Fitch Solutions, research arm of ratings agency, Fitch, has projected modest gains for the Ghana cedi against the dollar in the coming months.
The local currency came under severe pressure in the first three months of 2022, making it the worst performing currency on the African continent during the period.
But the recent monetary policy actions by the Bank of Ghana and fiscal measures from the Finance Ministry appears to be yielding results.
The Monetary Policy Committee of the Bank of Ghana increased the policy rate – the rate at which it lends to commercial banks – by 2.5% per cent to 17% in March 2022, the first time since November 2018.
The Central Bank also announced measures for commercial banks including increased cash reserve to 12%, whilst the Capital Conservation Buffer was also reset to the pre-pandemic level of 3% making the Capital Adequacy Ratio a total of 13%.
The Finance Ministry also announced fiscal measures to restore confidence in the economy. They included additional 10% cut in discretionary spending, 50% cut in fuel coupon allocations for all political appointees and heads of government institutions, moratorium on the purchase of imported vehicles for the rest of the year and moratorium on all foreign travels, except pre-approved critical/statutory travels.
Speaking to Joy Business, Analyst with the Sub Sahara African Department at Fitch Solutions, Ben Weaver said the outlook of the cedi is promising.
“Our outlook for the cedi, I think we’ve seen quite a lot of weakening in the first few months of this year. But we expect modest appreciation to kind of continue in the coming months and to the end of the year as much of the weakening has already happened.”
“But this will of course increase inflationary pressures. But we don’t expect inflation to accelerate too much high the way it is”, he explained.
He further said that “Ghana’s inflation rate accelerated quite aggressively and this is due to rising gold price due to the weakening of the cedi”.

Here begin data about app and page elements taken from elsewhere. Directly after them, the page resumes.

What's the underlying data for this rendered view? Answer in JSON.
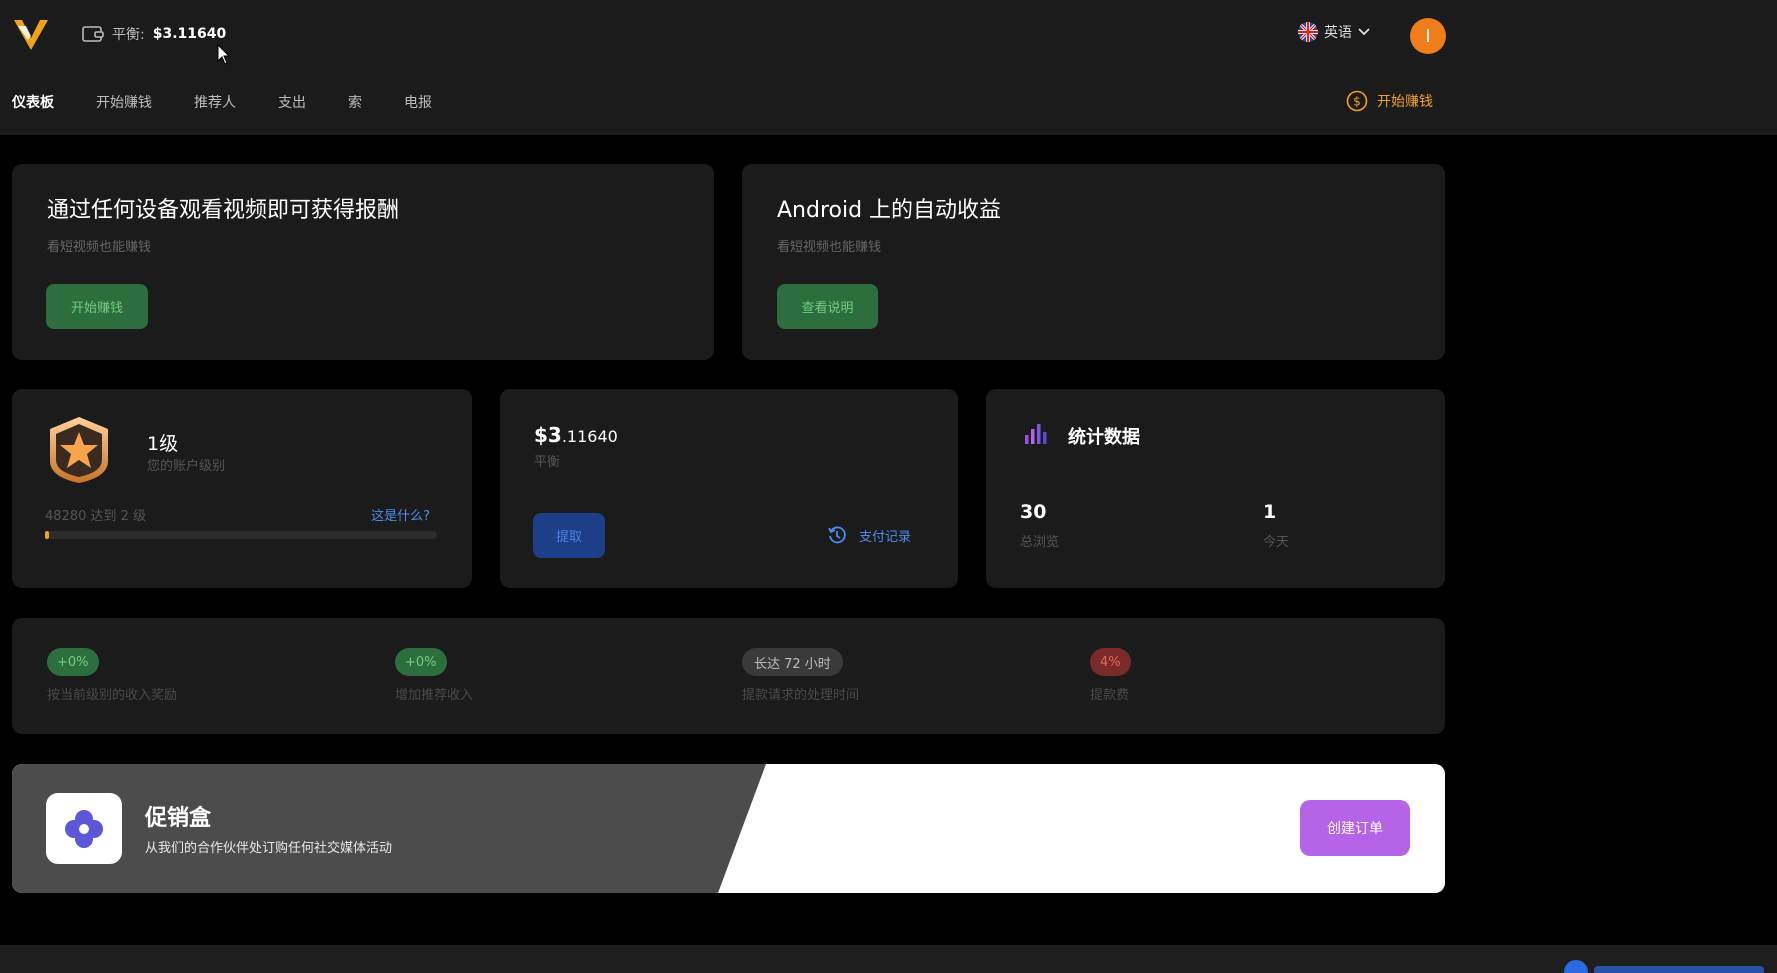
{
  "header": {
    "balance_label": "平衡:",
    "balance_value": "$3.11640",
    "language": "英语",
    "avatar_initial": "I"
  },
  "nav": {
    "items": [
      "仪表板",
      "开始赚钱",
      "推荐人",
      "支出",
      "索",
      "电报"
    ],
    "earn_link": "开始赚钱"
  },
  "cards": {
    "watch": {
      "title": "通过任何设备观看视频即可获得报酬",
      "subtitle": "看短视频也能赚钱",
      "button": "开始赚钱"
    },
    "android": {
      "title": "Android 上的自动收益",
      "subtitle": "看短视频也能赚钱",
      "button": "查看说明"
    }
  },
  "level": {
    "title": "1级",
    "subtitle": "您的账户级别",
    "progress_text": "48280 达到 2 级",
    "link": "这是什么?",
    "progress_fraction": 0.01
  },
  "balance_card": {
    "amount_main": "$3",
    "amount_cents": ".11640",
    "subtitle": "平衡",
    "withdraw_button": "提取",
    "history_link": "支付记录"
  },
  "stats": {
    "title": "统计数据",
    "total_value": "30",
    "total_label": "总浏览",
    "today_value": "1",
    "today_label": "今天"
  },
  "info": {
    "items": [
      {
        "badge": "+0%",
        "label": "按当前级别的收入奖励"
      },
      {
        "badge": "+0%",
        "label": "增加推荐收入"
      },
      {
        "badge": "长达 72 小时",
        "label": "提款请求的处理时间"
      },
      {
        "badge": "4%",
        "label": "提款费"
      }
    ]
  },
  "promo": {
    "title": "促销盒",
    "subtitle": "从我们的合作伙伴处订购任何社交媒体活动",
    "button": "创建订单"
  },
  "colors": {
    "accent_orange": "#f0a31a",
    "green": "#2d6e3f",
    "blue_link": "#4a8cf0",
    "purple": "#b564e8"
  }
}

The local currency is currently going for ¢7.45 to the dollar on the forex market.
Its year-to-date depreciation to the American ‘greenback’ is about 15.56%.
Source: Charles Nixon Yeboah